**DIRECTIONS FOR THIS TASK**
I need the number of lines in the data that include "from"; reply with that number alone.

**Dataset rows describing interfaces**

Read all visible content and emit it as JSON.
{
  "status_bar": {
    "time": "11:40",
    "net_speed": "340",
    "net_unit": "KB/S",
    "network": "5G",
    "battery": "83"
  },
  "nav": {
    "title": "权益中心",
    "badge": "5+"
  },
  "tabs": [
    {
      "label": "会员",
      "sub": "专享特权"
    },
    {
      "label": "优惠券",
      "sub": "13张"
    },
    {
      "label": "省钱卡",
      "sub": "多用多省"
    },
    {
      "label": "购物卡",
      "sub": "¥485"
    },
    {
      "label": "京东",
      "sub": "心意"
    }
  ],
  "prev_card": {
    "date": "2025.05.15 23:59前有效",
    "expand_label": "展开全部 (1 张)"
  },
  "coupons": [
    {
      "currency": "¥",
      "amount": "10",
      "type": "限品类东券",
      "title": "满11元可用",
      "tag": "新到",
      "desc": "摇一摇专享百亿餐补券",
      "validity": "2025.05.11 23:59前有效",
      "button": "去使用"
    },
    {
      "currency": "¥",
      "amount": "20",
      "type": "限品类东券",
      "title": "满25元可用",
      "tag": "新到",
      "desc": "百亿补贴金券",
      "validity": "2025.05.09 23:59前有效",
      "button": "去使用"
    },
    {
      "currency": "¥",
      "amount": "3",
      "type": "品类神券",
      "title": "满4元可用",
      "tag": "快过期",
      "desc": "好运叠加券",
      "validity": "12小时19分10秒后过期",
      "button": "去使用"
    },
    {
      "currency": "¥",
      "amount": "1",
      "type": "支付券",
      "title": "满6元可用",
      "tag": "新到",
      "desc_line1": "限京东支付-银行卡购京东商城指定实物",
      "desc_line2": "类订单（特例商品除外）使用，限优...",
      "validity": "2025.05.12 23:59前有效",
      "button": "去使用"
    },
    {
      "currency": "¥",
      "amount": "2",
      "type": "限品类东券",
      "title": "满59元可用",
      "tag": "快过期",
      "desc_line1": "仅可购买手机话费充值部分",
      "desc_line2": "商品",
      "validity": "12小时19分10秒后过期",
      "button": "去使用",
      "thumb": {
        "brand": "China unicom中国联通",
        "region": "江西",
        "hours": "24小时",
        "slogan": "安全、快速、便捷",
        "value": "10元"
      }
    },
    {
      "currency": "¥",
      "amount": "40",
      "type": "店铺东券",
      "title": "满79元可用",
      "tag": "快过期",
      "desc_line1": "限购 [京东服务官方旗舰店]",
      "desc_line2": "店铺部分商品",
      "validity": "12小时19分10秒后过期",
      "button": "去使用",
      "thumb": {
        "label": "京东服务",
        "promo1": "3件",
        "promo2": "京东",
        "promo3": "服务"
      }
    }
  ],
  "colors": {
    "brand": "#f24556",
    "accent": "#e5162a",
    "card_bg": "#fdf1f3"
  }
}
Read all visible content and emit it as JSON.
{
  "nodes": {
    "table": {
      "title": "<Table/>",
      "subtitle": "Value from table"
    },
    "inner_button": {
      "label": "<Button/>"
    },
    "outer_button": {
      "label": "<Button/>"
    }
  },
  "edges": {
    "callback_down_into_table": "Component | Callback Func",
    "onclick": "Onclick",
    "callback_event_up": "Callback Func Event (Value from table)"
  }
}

**ANSWER FOR THE TASK**
2